DAVAO CITY — The lifting of the ban on the entry of poultry products from Luzon will go ahead despite a petition by poultry industry associations in Mindanao for Agriculture Secretary Emmanuel F. Piñol to continue the ban until November.
“There is still no declaration that we are free from the avian flu that affected several farms in Pampanga and Tarlac and until then the government should ensure that Mindanao remains free from the virus by blocking the entry of poultry products from Luzon,” Lalaine A. dela Victoria, president of the Davao Poultry and Egg Producers Association, told BusinessWorld in an interview.
After Mr. Piñol has lifted the ban on Luzon products, the Mindanao poultry farmers decided to bring their appeal to the local government unit (LGU) level.

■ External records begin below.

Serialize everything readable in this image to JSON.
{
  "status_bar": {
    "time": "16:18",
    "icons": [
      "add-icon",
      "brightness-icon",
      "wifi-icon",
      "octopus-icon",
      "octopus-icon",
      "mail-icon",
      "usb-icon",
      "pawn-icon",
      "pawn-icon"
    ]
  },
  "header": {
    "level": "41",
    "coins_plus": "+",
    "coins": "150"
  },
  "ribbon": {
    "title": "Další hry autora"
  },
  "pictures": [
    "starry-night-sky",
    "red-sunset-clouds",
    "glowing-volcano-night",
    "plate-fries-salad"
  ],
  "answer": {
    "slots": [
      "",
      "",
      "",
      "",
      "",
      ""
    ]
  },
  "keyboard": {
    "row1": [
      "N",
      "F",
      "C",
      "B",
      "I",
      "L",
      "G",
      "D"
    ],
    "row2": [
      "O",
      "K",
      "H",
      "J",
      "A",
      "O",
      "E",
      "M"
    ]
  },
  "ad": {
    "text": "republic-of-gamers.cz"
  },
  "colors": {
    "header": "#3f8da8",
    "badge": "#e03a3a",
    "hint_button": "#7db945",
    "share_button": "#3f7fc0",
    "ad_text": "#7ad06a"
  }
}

The signatories to the appeal are the Southern Philippines Egg Producers Association, Northern Mindanao Egg Group, Davao Poultry and Egg Producers, Inc., and Davao United Game Fowl Breeders Association.
Mindanao’s growers are asking LGUs to ban “any poultry, eggs and any related products from Luzon until the conditions for lifting the ban have been complied (with).” It claims “there is no compelling reason for any undue haste in lifting the temporary ban” since Mindanao is self-sufficient when it comes to poultry products.
“We sent a petition to Davao City Mayor Sara Z. Duterte-Carpio and we were informed by City Administrator Zuleika T. Lopez that the mayor wants to consult expert advice before she decides on the matter,” Ms. Dela Victoria said. The farmers are also talking with other LGUs in Region XII on the possible ban of poultry products from Luzon, she added.
Department of Agriculture-Davao Region Director Ricardo M. Oñate said based on PSA data as of July, the biggest concentration of poultry in Mindanao is in Northern Mindanao with 21 million layers, broilers and native chicken. The numbers in the other regions are 12.4 million for the Davao Region, 9 million for Soccsksargen, 7.68 million for Zamboanga Peninsula, 2 million for the Caraga Region and 1.6 million for the Autonomous Region in Muslim Mindanao.
Mr. Oñate said among the plan of action being implemented in the island to ensure it remains free from the Avian flu are: monitoring of domestic fowls, issuance of certificate of inspection of poultry meat and products, checkpoint apprehensions, biosecurity, issuance of shipping permit and veterinary health certificate, vaccination of poultry workers and handlers, implementation of Wildlife Law, coastal monitoring of fowl smuggling, and implementation of prescribed biosecurity measures.
Dr. Arlene Vytiaco, Head of the Animal Disease Control Section of the Bureau of Animal Industry (BAI) said the authorities cannot yet declare the country free from avian flu since cleaning and disinfection activities are still ongoing.
“The cleaning and disinfection is still going on and it is only after a 21-day period after the cleaning that the poultry farms can restock sentinel birds,” Ms. Vytiaco said in an interview during the Mindanao-wide Avian Influenza Conference held in the city last week. Commercial farms can only restock up to 100 sentinel birds while backyard farms can restock up to 30 birds, after the waiting period for the disinfection is completed.
Ms. Vytiaco said the agency will collect samples during a 35-day period and monitor the birds every day. If there are clinical signs of bird flu, another culll is required. But if the stocks show negative results then the birds will be harvested, followed by another two-week cleaning and disinfection stage.
“Only then if we get clear results then we can declare we are free from avian flu,” she said.
The industry raised its concerns about poultry from Luzon to the OIC director of BAI and Assistant Secretary Enrico P. Garzo during the conference. It said it will also raise the same concerns with Mr. Piñol.
“We follow an international protocol when it comes to the avian flu and given the circumstances we have no reason to lift the ban on poultry products from Luzon to Mindanao, said Ma. Teresa R. Bacayo, Chief of the Veterinary Quarantine Services (VQS) at the Davao International Airport. She said the protocol is science-based and there is no choice but to limit the ban only on a certain radius from the poultry farms in Pampanga and Tarlac. — Carmencita A. Carillo